It ends the week holding some of the best cards at the table.
A ruling Tuesday from a three-judge panel on the 11th U.S. Circuit Court of Appeals struck down an lower court order that would have severely curtailed Atlanta's access to water from Lake Lanier on the Chattahoochee River starting in July 2012 unless the three states struck a deal.
Then the appeals court went even further, saying that Georgia has a legal right to water from the lake.
Those involved in the dispute say the ruling fundamentally strengthens Georgia's hand in the long-running fight with its neighbors over how much water metro Atlanta can take from a watershed serving all three states. Georgia officials have been negotiating under the gun for the last two years because of the looming water cutoff.

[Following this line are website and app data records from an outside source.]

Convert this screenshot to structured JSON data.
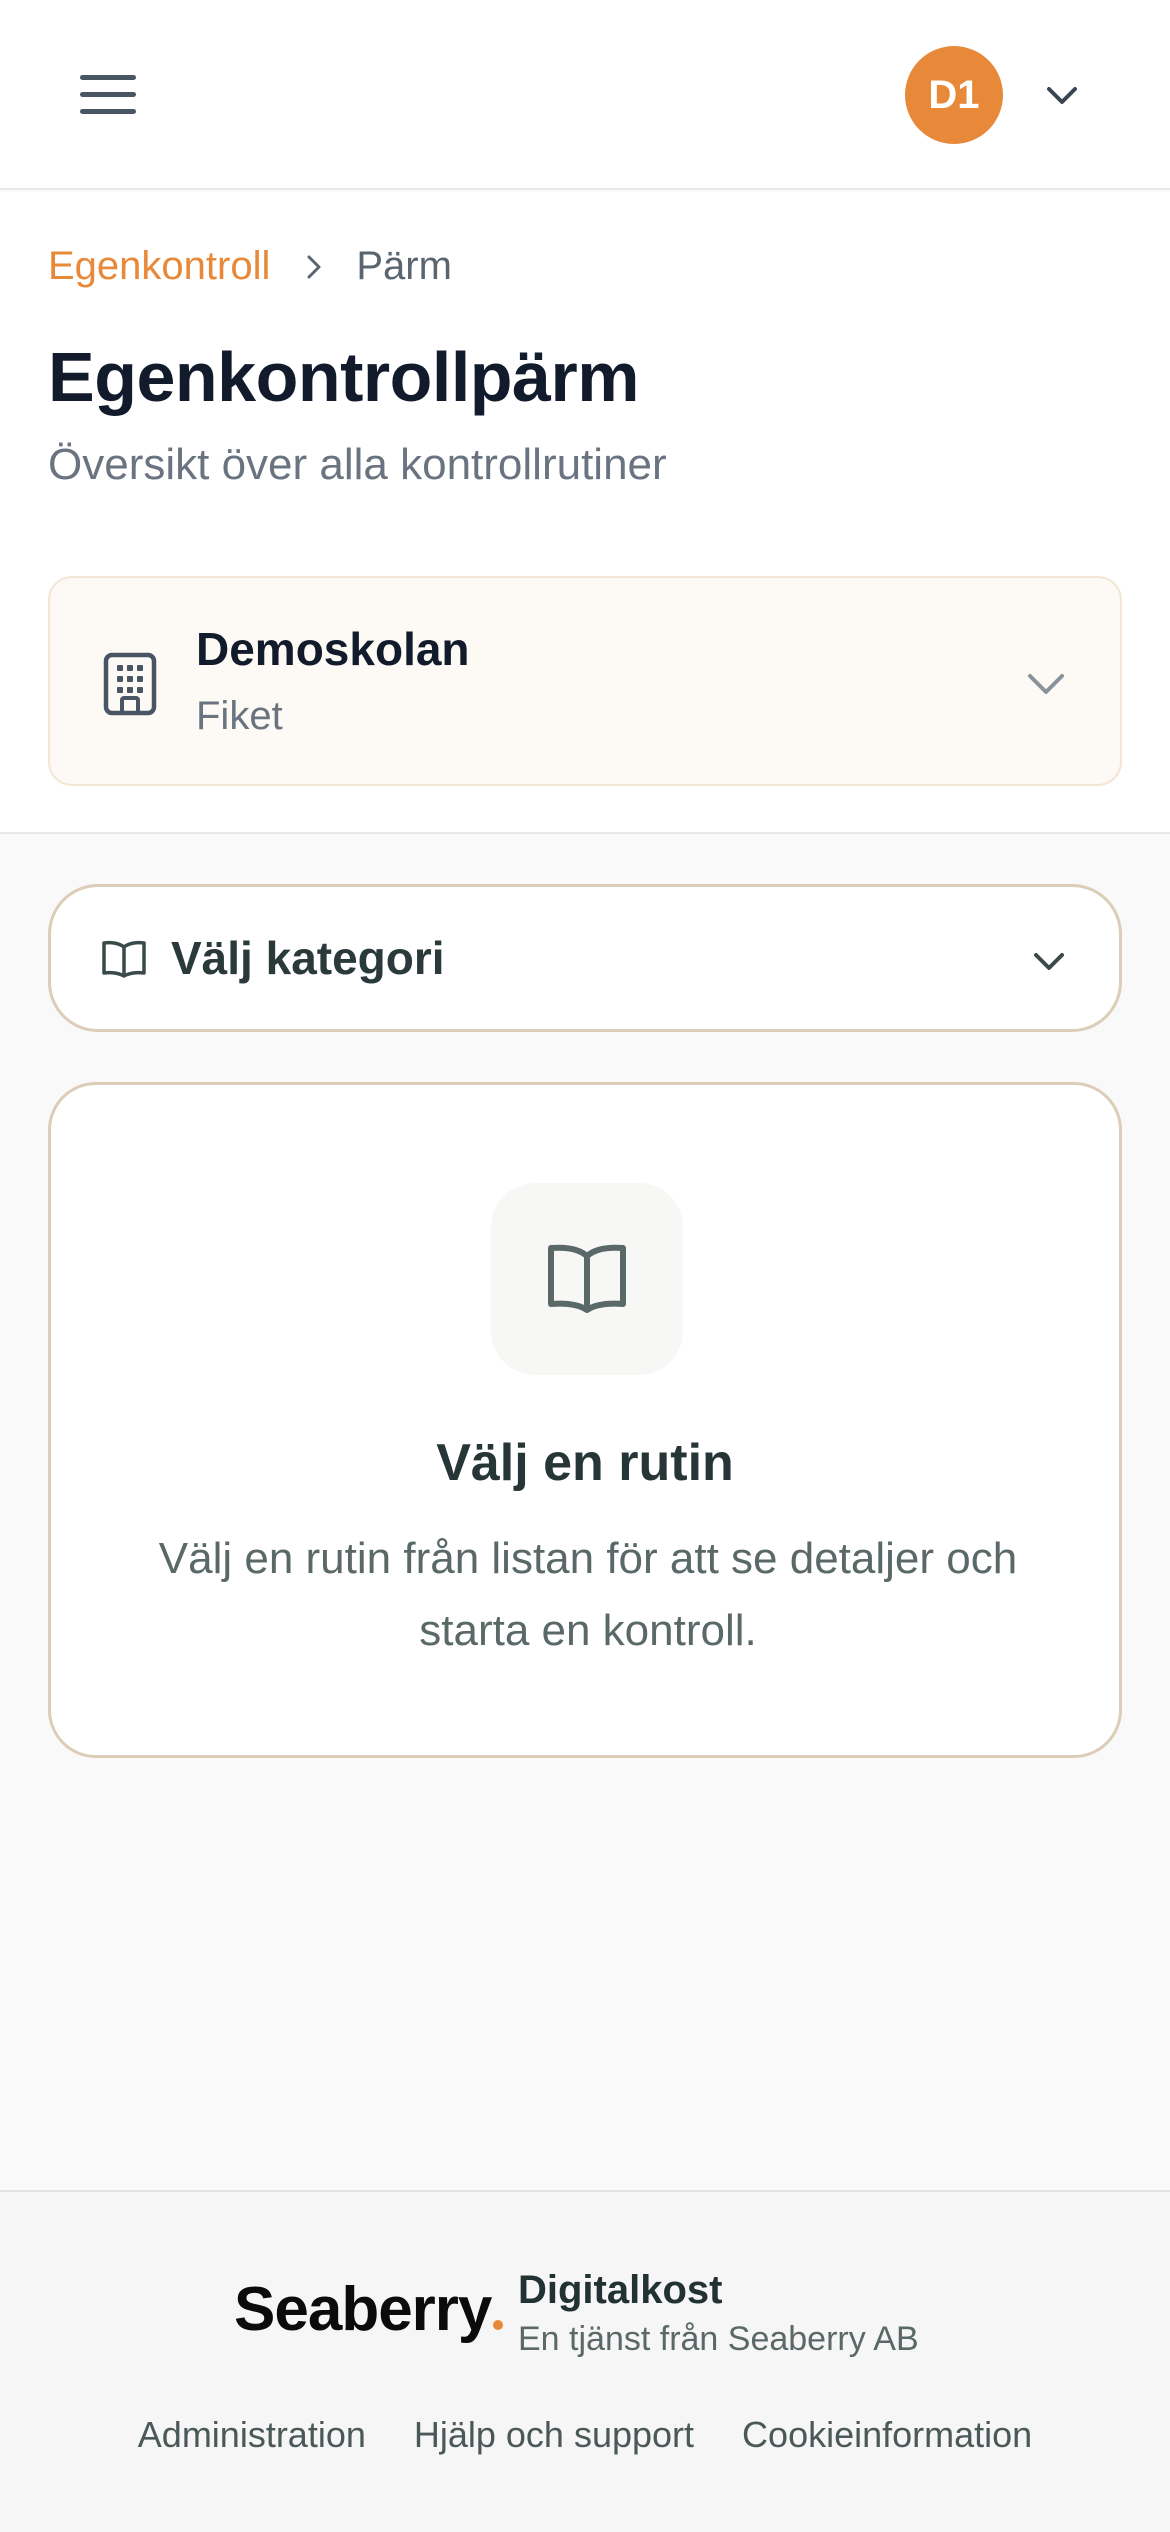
{
  "header": {
    "avatar_initials": "D1"
  },
  "breadcrumb": {
    "parent": "Egenkontroll",
    "current": "Pärm"
  },
  "page": {
    "title": "Egenkontrollpärm",
    "subtitle": "Översikt över alla kontrollrutiner"
  },
  "site_selector": {
    "name": "Demoskolan",
    "unit": "Fiket",
    "icon": "building-icon"
  },
  "category_select": {
    "label": "Välj kategori",
    "icon": "book-icon"
  },
  "empty_state": {
    "title": "Välj en rutin",
    "text": "Välj en rutin från listan för att se detaljer och starta en kontroll.",
    "icon": "book-open-icon"
  },
  "footer": {
    "logo_text": "Seaberry",
    "product_name": "Digitalkost",
    "tagline": "En tjänst från Seaberry AB",
    "links": [
      "Administration",
      "Hjälp och support",
      "Cookieinformation"
    ]
  },
  "colors": {
    "accent": "#e8893a",
    "card_border": "#dccdb8",
    "site_bg": "#fdf9f4"
  }
}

"We're in a better position because the court has now removed the 2012 deadline," said Georgia Gov. Nathan Deal, who said he still wants to negotiate a final agreement. Alabama has already said it will appeal the ruling to the full court, while Florida Gov. Rick Scott's office was still reviewing it Wednesday.